As of this morning there were about 2,000 South Carolina Army National Guardsmen on state active duty, as well as about 50 airmen, and they will remain on duty as long as needed, according to Army Lt. Col. Cindi King, the director of public affairs for the South Carolina National Guard.

Immediate missions will include aerial and ground support for the South Carolina Highway Patrol if lane reversals are issued and security and assistance for law enforcement officials.

Virginia

The Virginia National Guard is planning to initially bring up to 1,500 soldiers, airmen and members of the Virginia Defense Force on state active duty for possible assistance with the state’s response operations for Hurricane Florence, according to National Guard Bureau officials.

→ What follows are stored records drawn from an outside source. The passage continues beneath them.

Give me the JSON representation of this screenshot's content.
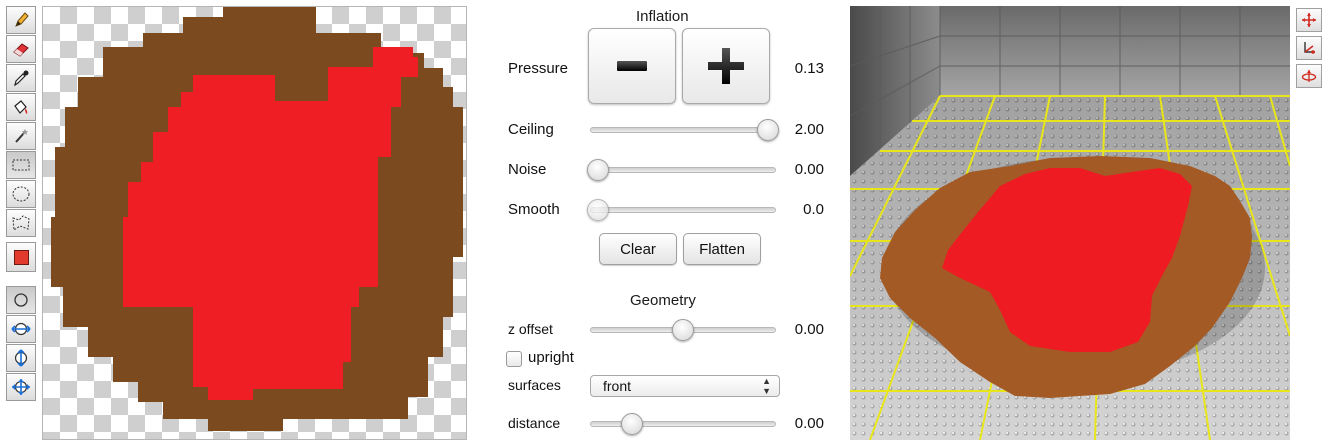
{
  "toolbar": {
    "tools": [
      {
        "name": "pencil-icon"
      },
      {
        "name": "eraser-icon"
      },
      {
        "name": "eyedropper-icon"
      },
      {
        "name": "paint-bucket-icon"
      },
      {
        "name": "magic-wand-icon"
      },
      {
        "name": "rect-select-icon"
      },
      {
        "name": "ellipse-select-icon"
      },
      {
        "name": "lasso-select-icon"
      }
    ],
    "current_color": "#e23b2e",
    "brushes": [
      {
        "name": "brush-circle-icon"
      },
      {
        "name": "brush-arrows-h-icon"
      },
      {
        "name": "brush-arrows-v-icon"
      },
      {
        "name": "brush-arrows-all-icon"
      }
    ]
  },
  "colors": {
    "brown": "#7b4a1f",
    "red": "#ef1e24",
    "brown3d": "#a35a25",
    "red3d": "#ee1c22",
    "grid_line": "#e8e61a"
  },
  "inflation": {
    "title": "Inflation",
    "pressure": {
      "label": "Pressure",
      "value": "0.13"
    },
    "ceiling": {
      "label": "Ceiling",
      "value": "2.00",
      "level": 1.0
    },
    "noise": {
      "label": "Noise",
      "value": "0.00",
      "level": 0.0
    },
    "smooth": {
      "label": "Smooth",
      "value": "0.0",
      "level": 0.0
    },
    "clear_label": "Clear",
    "flatten_label": "Flatten"
  },
  "geometry": {
    "title": "Geometry",
    "z_offset": {
      "label": "z offset",
      "value": "0.00",
      "level": 0.5
    },
    "upright": {
      "label": "upright",
      "checked": false
    },
    "surfaces": {
      "label": "surfaces",
      "selected": "front"
    },
    "distance": {
      "label": "distance",
      "value": "0.00",
      "level": 0.2
    }
  },
  "view_tools": [
    {
      "name": "move-arrows-icon"
    },
    {
      "name": "axis-rotate-icon"
    },
    {
      "name": "orbit-icon"
    }
  ]
}
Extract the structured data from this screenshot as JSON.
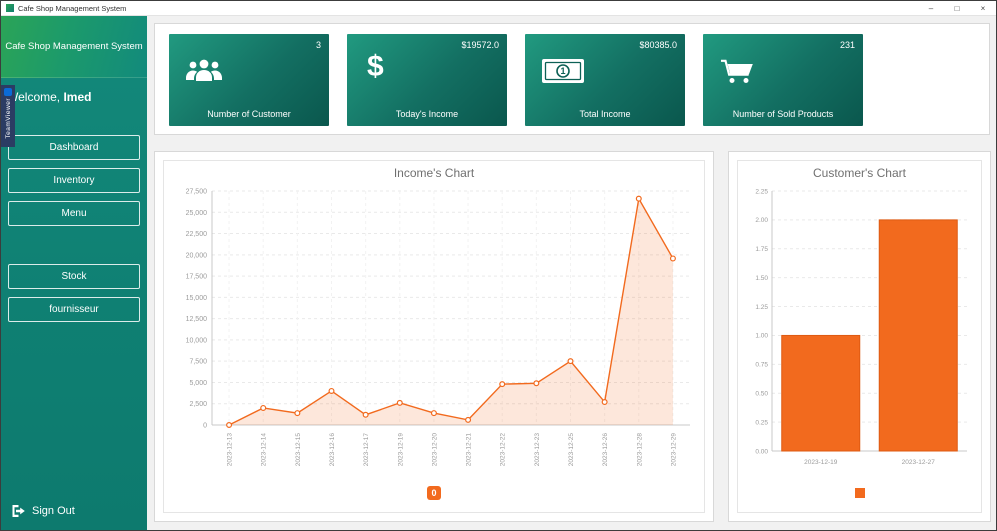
{
  "window": {
    "title": "Cafe Shop Management System",
    "minimize_label": "–",
    "maximize_label": "□",
    "close_label": "×"
  },
  "teamviewer": {
    "label": "TeamViewer"
  },
  "sidebar": {
    "app_title": "Cafe Shop Management System",
    "welcome_prefix": "Welcome, ",
    "welcome_name": "Imed",
    "items": [
      {
        "label": "Dashboard"
      },
      {
        "label": "Inventory"
      },
      {
        "label": "Menu"
      },
      {
        "label": "Stock"
      },
      {
        "label": "fournisseur"
      }
    ],
    "sign_out_label": "Sign Out"
  },
  "stats": {
    "cards": [
      {
        "icon": "customers-icon",
        "value": "3",
        "label": "Number of Customer"
      },
      {
        "icon": "dollar-icon",
        "value": "$19572.0",
        "label": "Today's Income"
      },
      {
        "icon": "banknote-icon",
        "value": "$80385.0",
        "label": "Total Income"
      },
      {
        "icon": "cart-icon",
        "value": "231",
        "label": "Number of Sold Products"
      }
    ]
  },
  "colors": {
    "accent_orange": "#f26a1e",
    "bar_stroke": "#de5a12",
    "card_gradient_start": "#219a80",
    "card_gradient_end": "#0a574d",
    "sidebar_green": "#2ba457",
    "sidebar_teal": "#0f8073"
  },
  "chart_data": [
    {
      "type": "area",
      "title": "Income's Chart",
      "x": [
        "2023-12-13",
        "2023-12-14",
        "2023-12-15",
        "2023-12-16",
        "2023-12-17",
        "2023-12-19",
        "2023-12-20",
        "2023-12-21",
        "2023-12-22",
        "2023-12-23",
        "2023-12-25",
        "2023-12-26",
        "2023-12-28",
        "2023-12-29"
      ],
      "values": [
        0,
        2000,
        1400,
        4000,
        1200,
        2600,
        1400,
        600,
        4800,
        4900,
        7500,
        2700,
        26600,
        19572
      ],
      "ylim": [
        0,
        27500
      ],
      "yticks": [
        0,
        2500,
        5000,
        7500,
        10000,
        12500,
        15000,
        17500,
        20000,
        22500,
        25000,
        27500
      ],
      "ytick_labels": [
        "0",
        "2,500",
        "5,000",
        "7,500",
        "10,000",
        "12,500",
        "15,000",
        "17,500",
        "20,000",
        "22,500",
        "25,000",
        "27,500"
      ],
      "legend": [
        "0"
      ],
      "legend_position": "bottom",
      "grid": true,
      "series_color": "#f26a1e"
    },
    {
      "type": "bar",
      "title": "Customer's Chart",
      "categories": [
        "2023-12-19",
        "2023-12-27"
      ],
      "values": [
        1,
        2
      ],
      "ylim": [
        0,
        2.25
      ],
      "yticks": [
        0,
        0.25,
        0.5,
        0.75,
        1,
        1.25,
        1.5,
        1.75,
        2,
        2.25
      ],
      "ytick_labels": [
        "0.00",
        "0.25",
        "0.50",
        "0.75",
        "1.00",
        "1.25",
        "1.50",
        "1.75",
        "2.00",
        "2.25"
      ],
      "legend": [
        ""
      ],
      "legend_position": "bottom",
      "grid": true,
      "series_color": "#f26a1e"
    }
  ]
}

Gov. Ralph Northam has authorized up to 6,000 personnel for response operations and those individuals are alerted and on standby.

Potential missions for the Virginia National Guard include high-water transportation, debris reduction, commodity distribution, shelter management assistance and rotary-wing aviation search and rescue, the officials said.

The Virginia National Guard plans to stage personnel at readiness centers in key locations throughout the commonwealth in order to be ready to rapidly respond if needed, National Guard Bureau officials said. Additional soldiers, airmen and Virginia Defense Force members will be on duty in Richmond and at Fort Pickett to provide mission command, logistics, administrative and public information support.

Maryland

The Maryland National Guard is ready to support the governor, the Maryland Emergency Management Agency and other partner agencies as they prepare for, respond to and recover from the effects of Hurricane Florence, National Guard Bureau officials said. The Joint Operations Center is manned around the clock, and they are in constant contact with MEMA, ready to respond as needed.

"Military organization and training enables unsurpassed capabilities at home in times of large-scale emergency or disaster response,” said Air Force Brig. Gen. Jeffrey W. Burkett, vice director of domestic operations and force development for the National Guard Bureau. “In other words, the experience and education acquired by National Guard personnel significantly benefits the sense of urgency for us to provide our unique capabilities in times of disaster.”